DIRECTIONS — Read through the records below and copy each line that uses the word "prefers".

Segment Start: PROVIDED DATA

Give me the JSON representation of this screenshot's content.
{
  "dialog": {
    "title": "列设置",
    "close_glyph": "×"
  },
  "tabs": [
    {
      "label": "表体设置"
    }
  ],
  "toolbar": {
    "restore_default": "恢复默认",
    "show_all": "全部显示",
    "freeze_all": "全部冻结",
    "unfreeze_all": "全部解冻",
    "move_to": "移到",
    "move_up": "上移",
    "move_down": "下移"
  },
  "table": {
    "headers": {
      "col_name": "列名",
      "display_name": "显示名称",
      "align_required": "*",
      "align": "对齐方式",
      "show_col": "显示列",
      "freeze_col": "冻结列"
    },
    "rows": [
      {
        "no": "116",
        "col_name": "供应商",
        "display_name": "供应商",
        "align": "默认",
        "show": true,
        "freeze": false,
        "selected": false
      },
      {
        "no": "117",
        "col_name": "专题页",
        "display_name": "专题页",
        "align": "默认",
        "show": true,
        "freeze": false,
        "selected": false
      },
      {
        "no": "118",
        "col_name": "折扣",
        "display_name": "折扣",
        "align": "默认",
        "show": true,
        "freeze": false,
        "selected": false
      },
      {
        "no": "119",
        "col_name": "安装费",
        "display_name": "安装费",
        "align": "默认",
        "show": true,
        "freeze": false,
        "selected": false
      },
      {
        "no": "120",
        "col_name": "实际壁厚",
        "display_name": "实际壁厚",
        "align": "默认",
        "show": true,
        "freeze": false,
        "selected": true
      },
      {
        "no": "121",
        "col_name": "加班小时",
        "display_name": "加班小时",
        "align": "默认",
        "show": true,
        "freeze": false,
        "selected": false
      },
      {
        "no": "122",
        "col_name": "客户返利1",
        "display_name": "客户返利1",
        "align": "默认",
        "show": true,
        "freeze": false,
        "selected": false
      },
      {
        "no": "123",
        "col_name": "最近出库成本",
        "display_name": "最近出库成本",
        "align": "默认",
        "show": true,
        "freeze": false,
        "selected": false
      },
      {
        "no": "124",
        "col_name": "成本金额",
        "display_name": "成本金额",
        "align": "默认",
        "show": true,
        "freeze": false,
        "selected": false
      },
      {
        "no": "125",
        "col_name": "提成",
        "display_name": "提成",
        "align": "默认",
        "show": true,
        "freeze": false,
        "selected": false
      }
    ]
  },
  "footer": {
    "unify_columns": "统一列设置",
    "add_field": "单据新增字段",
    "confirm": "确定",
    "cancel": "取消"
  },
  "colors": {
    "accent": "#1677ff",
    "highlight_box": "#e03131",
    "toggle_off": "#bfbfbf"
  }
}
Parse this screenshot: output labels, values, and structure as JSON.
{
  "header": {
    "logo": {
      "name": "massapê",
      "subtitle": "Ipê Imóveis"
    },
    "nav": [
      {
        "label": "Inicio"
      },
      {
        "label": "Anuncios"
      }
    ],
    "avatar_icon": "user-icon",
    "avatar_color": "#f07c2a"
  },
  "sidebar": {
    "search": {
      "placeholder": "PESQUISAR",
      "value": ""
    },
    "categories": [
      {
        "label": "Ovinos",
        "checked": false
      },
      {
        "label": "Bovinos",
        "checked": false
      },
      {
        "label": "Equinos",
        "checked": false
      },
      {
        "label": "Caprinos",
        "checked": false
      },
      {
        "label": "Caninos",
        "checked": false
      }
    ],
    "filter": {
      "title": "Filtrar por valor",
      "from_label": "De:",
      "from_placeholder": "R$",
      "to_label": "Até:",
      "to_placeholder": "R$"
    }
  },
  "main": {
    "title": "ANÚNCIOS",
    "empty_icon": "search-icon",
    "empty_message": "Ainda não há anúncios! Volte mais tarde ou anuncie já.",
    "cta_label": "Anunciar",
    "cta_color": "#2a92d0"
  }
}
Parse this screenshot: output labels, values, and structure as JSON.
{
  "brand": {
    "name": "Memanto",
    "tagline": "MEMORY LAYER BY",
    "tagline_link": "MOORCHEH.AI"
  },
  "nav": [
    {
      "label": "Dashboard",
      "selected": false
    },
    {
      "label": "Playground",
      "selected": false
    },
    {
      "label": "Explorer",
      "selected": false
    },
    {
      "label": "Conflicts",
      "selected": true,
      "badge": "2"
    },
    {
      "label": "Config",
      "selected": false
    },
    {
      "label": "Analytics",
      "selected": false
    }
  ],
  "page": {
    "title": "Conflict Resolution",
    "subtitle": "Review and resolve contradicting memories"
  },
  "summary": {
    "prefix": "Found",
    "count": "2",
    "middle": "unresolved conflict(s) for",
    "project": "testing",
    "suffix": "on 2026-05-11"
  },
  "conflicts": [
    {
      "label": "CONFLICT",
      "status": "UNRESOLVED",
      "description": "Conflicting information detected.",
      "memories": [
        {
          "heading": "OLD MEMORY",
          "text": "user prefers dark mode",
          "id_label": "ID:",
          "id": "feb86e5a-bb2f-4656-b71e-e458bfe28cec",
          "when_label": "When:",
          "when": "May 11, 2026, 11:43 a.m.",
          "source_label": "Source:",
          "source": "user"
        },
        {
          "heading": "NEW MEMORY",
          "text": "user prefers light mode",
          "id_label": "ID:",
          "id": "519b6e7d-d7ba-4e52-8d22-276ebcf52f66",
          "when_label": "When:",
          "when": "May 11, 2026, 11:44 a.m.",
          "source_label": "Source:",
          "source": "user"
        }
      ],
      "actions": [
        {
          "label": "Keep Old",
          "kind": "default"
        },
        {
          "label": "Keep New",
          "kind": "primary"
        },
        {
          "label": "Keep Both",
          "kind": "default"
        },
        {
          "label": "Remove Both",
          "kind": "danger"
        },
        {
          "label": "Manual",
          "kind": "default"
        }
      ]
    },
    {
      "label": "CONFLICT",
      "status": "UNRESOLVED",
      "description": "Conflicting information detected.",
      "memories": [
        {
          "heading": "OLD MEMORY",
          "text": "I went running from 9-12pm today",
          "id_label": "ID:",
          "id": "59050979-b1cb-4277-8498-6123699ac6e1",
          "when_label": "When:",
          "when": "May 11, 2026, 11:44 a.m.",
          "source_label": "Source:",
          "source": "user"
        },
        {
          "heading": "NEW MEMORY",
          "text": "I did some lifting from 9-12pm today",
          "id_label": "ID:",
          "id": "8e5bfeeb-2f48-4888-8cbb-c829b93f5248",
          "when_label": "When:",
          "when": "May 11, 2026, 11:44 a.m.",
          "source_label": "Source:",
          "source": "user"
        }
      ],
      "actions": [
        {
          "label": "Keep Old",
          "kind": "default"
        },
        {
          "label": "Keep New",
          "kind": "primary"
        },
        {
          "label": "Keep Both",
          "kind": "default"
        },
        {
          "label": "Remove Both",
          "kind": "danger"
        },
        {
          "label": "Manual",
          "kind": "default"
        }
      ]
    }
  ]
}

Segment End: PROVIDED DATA

ANSWER SPACE —
          "text": "user prefers dark mode",
          "text": "user prefers light mode",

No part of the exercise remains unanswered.